Right Care Right Person (RCRP) will ensure vulnerable people receive the specialist health support they need where police officers are not always best placed to provide.

While some health incidents require police attendance, there are a number where there is no safety risk or crime committed, with other agencies such as mental health services or social care better placed to offer support.

The scheme is to ensure the right people are sent out to help.The scheme is to ensure the right people are sent out to help.
The scheme is to ensure the right people are sent out to help.

In Bedfordshire, over 12 months from July 2022 to June 2023, police officers attended 14,738 reports of concern for welfare and 5,666 reports relating to mental health.

Chief Superintendent Jaki Whittred said: “Our officers respond to many different incidents, but this does not mean we are always the right people, particularly when it comes to certain health related matters.“There are circumstances where our partners in health or social care are the most appropriate professionals to offer help and support to vulnerable people.

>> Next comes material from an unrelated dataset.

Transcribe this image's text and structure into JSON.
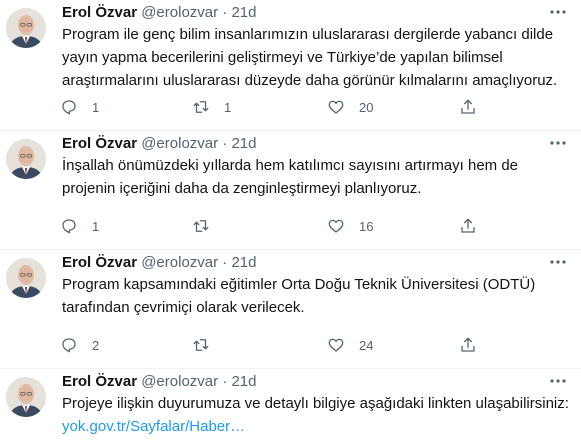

“Our police officers currently spend a significant amount of time dealing with health incidents, which inevitably has on an impact on our resources and our ability to respond to crime issues that really matter to people.

“We have a duty to prevent and investigate crime and to keep people safe. RCRP will help us to balance those duties more effectively.

“However, we want to be clear that we are not stepping away from health-related incidents and will always attend where there is a threat to life or serious harm to both an individual, or others around them.

“We have been working alongside our partners in health and social care so they can make the necessary changes to their service provision and ensure vulnerable people are given the best possible care by the appropriate agency.”

NHS Trust spokesperson Dr Elena Baker-Glenn said: “We have been working closely with Bedfordshire Police and other system partners across Bedfordshire and Luton in support of the implementation of Right Care Right Person.

“It is essential that people across Bedfordshire and Luton are able to access the correct support from suitably trained professionals when they need it. We will continue to work collaboratively with our colleagues in Bedfordshire Police.”

A spokesperson from the East of England Ambulance Service NHS Trust (EEAST), said: “We are working with the police, and health and care partners to provide the most appropriate care for people in mental health crisis.

“Alongside our partners we provide dedicated mental health response vehicles to the whole of the East of England. We have plans to add 12 new mental health vehicles to our fleet this year. These new vehicles will allow us to help more people in mental health crisis.

“We also have a team of mental healthcare professionals at EEAST and have plans to expand this specialist workforce ensuring our staff can support people experiencing mental ill health.”

Visit the Bedfordshire Police website for more details.

Anyone who find themselves in mental health crisis in Bedfordshire and Luton, can call 111, and then select the mental health option, or call Samaritans on 116 123 for support.

MIND crisis cafes also run from 5pm to 11pm throughout the region.